Prompt
Take every line of the material below that includes the string "after" and copy it out.

Provided records

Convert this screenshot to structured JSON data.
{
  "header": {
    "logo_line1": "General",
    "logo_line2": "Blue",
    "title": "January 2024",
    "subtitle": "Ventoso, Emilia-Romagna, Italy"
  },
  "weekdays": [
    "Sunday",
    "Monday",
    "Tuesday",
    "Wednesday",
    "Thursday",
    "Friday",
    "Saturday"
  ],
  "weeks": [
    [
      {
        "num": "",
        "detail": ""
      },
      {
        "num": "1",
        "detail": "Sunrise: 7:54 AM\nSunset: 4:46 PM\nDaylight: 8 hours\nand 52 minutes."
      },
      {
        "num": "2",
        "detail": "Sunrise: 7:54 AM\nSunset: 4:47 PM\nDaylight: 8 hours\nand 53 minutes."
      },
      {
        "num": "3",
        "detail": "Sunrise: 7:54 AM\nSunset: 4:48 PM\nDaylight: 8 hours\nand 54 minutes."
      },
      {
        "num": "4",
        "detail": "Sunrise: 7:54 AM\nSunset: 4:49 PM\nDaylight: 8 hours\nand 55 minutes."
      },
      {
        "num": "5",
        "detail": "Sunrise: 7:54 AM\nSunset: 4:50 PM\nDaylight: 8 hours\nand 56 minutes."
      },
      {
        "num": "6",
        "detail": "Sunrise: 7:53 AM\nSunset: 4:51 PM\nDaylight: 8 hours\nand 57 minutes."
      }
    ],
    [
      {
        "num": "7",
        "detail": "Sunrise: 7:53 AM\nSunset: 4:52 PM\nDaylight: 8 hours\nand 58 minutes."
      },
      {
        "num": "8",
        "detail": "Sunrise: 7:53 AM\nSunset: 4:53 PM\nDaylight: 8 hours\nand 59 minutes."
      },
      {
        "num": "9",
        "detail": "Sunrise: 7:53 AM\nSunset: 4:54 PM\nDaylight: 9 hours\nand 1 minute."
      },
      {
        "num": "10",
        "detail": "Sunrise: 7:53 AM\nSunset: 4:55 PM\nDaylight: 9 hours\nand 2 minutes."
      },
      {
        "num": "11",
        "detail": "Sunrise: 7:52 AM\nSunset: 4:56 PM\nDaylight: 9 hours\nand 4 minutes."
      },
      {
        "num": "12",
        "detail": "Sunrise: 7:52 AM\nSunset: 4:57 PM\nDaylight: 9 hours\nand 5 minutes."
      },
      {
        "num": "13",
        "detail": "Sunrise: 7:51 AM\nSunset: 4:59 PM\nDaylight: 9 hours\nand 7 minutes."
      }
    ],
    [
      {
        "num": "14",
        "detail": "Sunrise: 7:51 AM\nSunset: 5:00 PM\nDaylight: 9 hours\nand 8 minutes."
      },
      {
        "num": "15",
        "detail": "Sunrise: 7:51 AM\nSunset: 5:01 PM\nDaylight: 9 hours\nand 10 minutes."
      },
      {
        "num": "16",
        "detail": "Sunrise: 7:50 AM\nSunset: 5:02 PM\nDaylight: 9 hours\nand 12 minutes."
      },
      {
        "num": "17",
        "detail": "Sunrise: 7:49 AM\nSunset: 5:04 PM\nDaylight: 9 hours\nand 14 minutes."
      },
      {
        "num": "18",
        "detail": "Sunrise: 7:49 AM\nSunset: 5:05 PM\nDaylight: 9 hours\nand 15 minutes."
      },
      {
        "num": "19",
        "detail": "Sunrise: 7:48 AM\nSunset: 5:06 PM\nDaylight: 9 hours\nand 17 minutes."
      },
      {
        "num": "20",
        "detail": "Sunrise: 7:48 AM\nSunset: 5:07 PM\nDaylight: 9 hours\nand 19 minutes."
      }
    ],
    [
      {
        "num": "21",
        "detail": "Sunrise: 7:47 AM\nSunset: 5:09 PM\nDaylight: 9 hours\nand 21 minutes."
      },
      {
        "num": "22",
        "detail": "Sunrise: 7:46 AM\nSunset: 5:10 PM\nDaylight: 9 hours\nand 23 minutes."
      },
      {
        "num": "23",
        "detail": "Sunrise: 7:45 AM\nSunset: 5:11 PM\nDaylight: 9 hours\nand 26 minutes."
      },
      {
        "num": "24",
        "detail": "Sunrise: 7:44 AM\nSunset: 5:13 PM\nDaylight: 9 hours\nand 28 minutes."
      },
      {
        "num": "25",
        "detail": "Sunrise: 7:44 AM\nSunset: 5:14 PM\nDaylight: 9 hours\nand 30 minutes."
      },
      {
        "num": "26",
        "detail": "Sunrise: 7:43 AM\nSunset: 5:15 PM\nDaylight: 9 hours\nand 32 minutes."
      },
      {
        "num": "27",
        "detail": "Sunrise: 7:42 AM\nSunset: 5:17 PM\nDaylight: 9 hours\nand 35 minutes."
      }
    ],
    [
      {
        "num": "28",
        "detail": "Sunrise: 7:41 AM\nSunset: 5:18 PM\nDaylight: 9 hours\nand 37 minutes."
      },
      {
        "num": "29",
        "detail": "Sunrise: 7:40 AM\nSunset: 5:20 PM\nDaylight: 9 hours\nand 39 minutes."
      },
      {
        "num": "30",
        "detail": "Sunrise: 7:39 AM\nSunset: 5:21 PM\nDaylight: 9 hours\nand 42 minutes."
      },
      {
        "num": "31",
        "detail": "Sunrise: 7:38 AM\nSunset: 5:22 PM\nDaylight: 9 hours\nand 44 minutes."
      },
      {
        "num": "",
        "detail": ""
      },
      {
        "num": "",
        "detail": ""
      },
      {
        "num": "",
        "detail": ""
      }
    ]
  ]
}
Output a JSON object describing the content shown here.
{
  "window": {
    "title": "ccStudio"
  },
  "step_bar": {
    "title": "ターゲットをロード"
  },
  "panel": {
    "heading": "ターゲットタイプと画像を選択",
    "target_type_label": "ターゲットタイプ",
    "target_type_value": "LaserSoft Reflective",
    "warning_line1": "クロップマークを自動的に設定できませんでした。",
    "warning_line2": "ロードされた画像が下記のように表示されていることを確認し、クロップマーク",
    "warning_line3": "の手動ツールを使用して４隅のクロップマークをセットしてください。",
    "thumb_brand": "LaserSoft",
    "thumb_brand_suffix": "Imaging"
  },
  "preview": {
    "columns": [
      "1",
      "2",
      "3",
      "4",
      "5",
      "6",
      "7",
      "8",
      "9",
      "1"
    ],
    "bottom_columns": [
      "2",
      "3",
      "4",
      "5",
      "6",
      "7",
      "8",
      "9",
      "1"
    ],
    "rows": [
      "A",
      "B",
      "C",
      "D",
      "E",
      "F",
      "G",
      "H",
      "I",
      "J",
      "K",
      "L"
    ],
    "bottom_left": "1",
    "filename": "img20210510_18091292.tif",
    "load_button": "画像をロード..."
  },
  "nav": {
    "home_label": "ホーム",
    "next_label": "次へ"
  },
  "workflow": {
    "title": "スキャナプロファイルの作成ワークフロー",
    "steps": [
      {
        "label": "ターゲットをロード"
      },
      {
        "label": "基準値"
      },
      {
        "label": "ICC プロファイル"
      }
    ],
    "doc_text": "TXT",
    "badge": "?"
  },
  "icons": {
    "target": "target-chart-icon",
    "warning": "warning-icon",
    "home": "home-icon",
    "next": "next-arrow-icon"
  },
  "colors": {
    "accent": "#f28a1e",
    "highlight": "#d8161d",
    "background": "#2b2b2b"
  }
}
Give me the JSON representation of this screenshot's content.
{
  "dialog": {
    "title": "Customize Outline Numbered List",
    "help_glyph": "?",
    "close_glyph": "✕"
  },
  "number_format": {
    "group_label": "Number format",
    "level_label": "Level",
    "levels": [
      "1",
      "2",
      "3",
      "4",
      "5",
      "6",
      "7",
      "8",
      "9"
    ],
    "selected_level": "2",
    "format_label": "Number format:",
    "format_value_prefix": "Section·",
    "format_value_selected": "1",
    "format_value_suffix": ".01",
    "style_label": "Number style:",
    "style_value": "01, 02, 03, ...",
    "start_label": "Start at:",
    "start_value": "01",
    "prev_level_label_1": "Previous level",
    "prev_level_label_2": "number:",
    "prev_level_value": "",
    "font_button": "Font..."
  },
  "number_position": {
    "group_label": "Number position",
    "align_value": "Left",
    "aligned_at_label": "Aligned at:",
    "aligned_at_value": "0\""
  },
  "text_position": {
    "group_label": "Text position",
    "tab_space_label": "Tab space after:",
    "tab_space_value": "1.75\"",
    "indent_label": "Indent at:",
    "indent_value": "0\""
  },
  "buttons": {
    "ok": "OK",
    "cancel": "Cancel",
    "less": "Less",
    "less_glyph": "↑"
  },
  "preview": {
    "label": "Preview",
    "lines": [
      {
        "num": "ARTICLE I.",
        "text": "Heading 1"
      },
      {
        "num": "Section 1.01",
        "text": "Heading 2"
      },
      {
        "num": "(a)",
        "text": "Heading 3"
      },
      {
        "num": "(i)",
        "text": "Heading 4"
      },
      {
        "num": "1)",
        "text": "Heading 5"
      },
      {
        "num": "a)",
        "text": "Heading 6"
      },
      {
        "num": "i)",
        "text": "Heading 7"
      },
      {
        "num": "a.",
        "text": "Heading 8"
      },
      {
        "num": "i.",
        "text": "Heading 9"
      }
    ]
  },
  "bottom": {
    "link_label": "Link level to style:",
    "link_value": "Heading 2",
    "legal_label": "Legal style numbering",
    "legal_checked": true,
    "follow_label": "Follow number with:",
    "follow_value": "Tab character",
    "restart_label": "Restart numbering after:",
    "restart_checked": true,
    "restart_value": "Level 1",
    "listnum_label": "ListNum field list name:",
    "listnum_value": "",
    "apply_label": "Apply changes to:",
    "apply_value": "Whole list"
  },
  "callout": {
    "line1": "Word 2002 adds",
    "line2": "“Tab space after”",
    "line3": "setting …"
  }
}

Response to the exercise
    "tab_space_label": "Tab space after:",
    "restart_label": "Restart numbering after:",
    "line2": "“Tab space after”",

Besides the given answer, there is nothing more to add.